■ About this exercise
The expected answer is a copy of every line in the listing that has the word "物流セミナー情報の掲載申込み".

■ Input for this task
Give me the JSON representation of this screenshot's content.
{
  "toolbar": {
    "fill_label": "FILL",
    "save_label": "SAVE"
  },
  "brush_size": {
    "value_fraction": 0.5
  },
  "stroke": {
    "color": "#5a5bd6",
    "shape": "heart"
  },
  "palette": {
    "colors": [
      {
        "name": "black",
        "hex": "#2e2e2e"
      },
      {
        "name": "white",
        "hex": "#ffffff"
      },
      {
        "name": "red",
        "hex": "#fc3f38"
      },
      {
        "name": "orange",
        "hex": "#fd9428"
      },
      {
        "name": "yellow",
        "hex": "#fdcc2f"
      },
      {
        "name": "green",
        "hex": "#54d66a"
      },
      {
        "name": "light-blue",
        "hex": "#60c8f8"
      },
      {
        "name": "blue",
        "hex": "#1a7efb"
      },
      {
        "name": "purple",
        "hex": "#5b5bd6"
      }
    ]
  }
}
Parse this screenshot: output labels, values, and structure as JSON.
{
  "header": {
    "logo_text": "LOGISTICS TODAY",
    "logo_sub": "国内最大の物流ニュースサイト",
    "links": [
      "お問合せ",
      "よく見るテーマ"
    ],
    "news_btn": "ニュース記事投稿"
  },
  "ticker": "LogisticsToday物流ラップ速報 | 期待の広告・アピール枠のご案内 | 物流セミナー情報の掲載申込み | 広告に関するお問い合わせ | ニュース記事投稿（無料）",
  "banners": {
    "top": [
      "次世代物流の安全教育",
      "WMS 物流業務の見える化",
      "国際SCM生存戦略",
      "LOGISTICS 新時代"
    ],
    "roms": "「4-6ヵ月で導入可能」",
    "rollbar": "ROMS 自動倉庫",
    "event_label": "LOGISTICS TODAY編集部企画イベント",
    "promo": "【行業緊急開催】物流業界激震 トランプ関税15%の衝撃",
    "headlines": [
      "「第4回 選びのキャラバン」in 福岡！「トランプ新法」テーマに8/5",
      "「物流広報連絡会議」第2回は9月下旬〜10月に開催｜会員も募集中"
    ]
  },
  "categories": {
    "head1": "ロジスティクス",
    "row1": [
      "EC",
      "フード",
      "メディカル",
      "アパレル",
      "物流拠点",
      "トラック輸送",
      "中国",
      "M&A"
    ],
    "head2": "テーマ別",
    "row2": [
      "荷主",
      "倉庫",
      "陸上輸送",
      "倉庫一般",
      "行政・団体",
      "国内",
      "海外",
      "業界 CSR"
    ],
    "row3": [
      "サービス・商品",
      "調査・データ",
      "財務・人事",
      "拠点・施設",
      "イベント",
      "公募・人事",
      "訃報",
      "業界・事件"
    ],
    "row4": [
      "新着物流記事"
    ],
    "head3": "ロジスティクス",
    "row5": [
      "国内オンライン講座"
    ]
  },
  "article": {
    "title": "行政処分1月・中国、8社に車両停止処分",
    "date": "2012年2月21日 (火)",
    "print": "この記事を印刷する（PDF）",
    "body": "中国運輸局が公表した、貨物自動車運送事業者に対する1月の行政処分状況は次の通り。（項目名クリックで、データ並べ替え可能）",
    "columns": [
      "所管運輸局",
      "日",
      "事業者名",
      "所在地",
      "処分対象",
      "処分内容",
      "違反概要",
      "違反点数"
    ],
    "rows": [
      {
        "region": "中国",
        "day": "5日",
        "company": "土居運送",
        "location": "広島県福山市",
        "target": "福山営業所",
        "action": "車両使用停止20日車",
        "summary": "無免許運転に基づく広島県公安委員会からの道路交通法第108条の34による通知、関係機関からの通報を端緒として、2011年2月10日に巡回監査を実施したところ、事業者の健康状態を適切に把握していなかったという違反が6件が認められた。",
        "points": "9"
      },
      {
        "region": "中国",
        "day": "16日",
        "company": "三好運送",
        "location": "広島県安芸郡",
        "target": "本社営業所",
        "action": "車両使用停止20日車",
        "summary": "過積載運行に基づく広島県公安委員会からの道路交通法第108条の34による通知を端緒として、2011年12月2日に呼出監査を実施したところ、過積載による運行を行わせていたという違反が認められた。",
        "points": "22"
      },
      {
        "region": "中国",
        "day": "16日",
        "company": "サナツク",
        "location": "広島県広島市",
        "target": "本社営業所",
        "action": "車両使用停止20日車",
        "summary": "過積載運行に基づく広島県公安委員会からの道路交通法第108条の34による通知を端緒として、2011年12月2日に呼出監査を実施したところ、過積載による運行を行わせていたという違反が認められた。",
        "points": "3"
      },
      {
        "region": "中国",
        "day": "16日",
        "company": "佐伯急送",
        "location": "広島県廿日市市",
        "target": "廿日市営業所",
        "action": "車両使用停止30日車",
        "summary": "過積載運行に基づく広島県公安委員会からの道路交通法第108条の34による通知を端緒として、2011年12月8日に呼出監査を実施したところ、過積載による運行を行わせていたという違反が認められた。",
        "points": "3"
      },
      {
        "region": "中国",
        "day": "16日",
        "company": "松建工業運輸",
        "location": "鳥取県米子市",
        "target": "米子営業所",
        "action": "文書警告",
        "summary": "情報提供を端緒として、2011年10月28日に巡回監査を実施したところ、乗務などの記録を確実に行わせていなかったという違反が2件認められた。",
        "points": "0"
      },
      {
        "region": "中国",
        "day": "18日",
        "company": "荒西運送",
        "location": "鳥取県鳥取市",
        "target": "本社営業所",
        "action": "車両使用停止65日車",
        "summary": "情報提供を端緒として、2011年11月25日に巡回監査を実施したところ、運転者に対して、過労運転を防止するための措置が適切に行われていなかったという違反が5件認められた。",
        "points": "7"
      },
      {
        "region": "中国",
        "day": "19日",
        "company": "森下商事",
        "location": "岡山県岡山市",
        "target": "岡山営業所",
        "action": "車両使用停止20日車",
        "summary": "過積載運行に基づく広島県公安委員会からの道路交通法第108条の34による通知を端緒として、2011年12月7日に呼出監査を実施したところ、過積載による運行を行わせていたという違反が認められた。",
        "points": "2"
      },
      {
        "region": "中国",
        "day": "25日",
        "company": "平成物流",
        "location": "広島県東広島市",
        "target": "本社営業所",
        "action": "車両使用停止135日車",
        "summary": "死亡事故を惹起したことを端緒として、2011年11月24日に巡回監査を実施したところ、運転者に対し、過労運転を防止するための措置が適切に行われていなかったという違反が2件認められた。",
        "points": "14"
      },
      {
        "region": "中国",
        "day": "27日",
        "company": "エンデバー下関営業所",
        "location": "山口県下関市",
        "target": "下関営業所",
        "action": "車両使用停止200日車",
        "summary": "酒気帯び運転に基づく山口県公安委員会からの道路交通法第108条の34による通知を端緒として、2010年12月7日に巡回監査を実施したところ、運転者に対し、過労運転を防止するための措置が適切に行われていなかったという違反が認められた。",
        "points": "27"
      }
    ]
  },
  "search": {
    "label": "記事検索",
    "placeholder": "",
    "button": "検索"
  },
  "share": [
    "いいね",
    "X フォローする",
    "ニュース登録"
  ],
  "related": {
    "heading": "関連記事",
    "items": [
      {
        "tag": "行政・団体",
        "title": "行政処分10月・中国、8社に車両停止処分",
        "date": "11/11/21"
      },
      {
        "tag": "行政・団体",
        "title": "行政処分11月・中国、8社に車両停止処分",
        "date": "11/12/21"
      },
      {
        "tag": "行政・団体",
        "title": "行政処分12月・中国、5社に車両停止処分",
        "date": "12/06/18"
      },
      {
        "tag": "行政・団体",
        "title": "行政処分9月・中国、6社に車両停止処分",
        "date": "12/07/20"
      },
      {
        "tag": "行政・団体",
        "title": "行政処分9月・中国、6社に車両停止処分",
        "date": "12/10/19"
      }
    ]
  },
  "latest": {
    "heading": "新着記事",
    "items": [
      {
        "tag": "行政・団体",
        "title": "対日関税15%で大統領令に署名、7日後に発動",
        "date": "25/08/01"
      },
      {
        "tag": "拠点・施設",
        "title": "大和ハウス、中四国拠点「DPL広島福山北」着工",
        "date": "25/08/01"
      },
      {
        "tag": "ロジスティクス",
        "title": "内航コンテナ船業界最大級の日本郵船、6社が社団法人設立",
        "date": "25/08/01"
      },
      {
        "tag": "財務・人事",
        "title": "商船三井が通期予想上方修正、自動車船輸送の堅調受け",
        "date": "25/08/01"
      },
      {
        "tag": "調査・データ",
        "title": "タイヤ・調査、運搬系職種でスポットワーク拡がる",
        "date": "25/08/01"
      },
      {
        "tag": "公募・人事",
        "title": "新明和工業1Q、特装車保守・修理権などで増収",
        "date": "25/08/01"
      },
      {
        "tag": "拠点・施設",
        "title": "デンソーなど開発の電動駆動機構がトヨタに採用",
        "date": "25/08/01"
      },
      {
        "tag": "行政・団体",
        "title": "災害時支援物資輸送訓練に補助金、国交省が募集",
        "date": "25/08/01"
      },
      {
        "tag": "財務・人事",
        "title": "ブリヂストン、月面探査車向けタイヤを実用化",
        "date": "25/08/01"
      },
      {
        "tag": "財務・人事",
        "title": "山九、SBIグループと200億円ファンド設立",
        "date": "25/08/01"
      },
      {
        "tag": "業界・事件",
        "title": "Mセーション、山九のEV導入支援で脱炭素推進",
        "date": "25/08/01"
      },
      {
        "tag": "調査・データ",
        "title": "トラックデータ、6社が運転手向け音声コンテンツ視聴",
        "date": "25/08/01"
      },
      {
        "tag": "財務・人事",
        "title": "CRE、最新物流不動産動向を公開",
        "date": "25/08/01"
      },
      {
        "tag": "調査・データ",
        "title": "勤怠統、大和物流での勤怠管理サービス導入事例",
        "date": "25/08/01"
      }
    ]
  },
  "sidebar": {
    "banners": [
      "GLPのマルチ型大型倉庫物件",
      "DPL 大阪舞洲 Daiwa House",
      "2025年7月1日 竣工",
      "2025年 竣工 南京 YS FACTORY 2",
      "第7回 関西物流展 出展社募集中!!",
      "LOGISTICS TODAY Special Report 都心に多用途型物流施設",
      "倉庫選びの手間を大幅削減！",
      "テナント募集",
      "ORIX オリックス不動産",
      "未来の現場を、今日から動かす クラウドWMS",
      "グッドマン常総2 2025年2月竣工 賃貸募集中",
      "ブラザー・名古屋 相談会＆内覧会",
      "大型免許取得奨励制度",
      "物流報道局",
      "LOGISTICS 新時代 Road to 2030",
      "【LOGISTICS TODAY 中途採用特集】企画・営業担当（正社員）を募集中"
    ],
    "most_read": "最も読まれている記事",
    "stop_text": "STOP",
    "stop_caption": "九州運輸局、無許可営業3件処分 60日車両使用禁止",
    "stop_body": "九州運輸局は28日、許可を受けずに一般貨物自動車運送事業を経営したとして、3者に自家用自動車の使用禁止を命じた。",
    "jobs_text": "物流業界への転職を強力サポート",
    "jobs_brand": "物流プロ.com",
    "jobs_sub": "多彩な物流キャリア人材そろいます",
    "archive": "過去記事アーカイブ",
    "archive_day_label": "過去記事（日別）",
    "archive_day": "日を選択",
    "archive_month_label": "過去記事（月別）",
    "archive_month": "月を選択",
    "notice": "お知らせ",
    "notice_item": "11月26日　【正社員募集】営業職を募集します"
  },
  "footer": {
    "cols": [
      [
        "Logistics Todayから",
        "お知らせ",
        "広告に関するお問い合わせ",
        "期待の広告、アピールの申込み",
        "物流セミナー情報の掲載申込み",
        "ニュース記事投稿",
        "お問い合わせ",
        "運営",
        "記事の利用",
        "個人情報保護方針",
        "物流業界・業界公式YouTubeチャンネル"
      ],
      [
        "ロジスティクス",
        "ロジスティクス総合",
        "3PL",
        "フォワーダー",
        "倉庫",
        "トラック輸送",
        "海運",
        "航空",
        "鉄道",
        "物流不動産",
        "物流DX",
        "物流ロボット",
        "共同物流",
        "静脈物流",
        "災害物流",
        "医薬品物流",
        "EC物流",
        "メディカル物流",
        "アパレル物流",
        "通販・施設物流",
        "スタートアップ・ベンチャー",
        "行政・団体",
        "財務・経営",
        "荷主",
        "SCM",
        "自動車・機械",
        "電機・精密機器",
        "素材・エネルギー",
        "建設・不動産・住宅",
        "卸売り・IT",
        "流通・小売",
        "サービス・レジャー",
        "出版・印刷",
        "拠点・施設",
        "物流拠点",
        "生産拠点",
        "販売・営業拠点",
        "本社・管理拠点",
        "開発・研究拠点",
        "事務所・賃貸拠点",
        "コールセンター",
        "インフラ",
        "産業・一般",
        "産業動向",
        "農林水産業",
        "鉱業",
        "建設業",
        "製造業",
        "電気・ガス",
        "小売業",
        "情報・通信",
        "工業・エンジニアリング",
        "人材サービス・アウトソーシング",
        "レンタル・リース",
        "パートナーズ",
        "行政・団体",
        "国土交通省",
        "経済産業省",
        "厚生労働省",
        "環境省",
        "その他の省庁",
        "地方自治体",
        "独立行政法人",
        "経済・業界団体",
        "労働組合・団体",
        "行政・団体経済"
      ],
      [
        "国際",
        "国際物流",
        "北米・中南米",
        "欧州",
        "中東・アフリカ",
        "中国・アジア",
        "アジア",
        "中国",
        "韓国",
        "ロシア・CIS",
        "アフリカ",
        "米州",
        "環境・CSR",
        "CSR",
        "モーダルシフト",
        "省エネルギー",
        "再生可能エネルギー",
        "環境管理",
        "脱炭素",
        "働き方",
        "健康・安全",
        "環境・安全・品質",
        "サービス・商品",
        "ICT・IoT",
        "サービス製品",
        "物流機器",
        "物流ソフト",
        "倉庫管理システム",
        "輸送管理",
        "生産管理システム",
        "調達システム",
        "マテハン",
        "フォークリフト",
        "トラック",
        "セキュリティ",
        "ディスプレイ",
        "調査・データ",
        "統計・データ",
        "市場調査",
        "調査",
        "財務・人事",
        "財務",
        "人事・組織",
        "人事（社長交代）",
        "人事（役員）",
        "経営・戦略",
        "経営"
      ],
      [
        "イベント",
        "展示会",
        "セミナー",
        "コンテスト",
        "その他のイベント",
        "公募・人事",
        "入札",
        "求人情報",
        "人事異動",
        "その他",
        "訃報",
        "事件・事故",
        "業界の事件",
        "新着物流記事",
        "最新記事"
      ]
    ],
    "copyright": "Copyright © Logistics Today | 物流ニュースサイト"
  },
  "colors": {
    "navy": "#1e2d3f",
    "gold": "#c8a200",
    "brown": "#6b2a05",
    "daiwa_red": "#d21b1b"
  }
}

■ Output below
  "ticker": "LogisticsToday物流ラップ速報 | 期待の広告・アピール枠のご案内 | 物流セミナー情報の掲載申込み | 広告に関するお問い合わせ | ニュース記事投稿（無料）",
        "物流セミナー情報の掲載申込み",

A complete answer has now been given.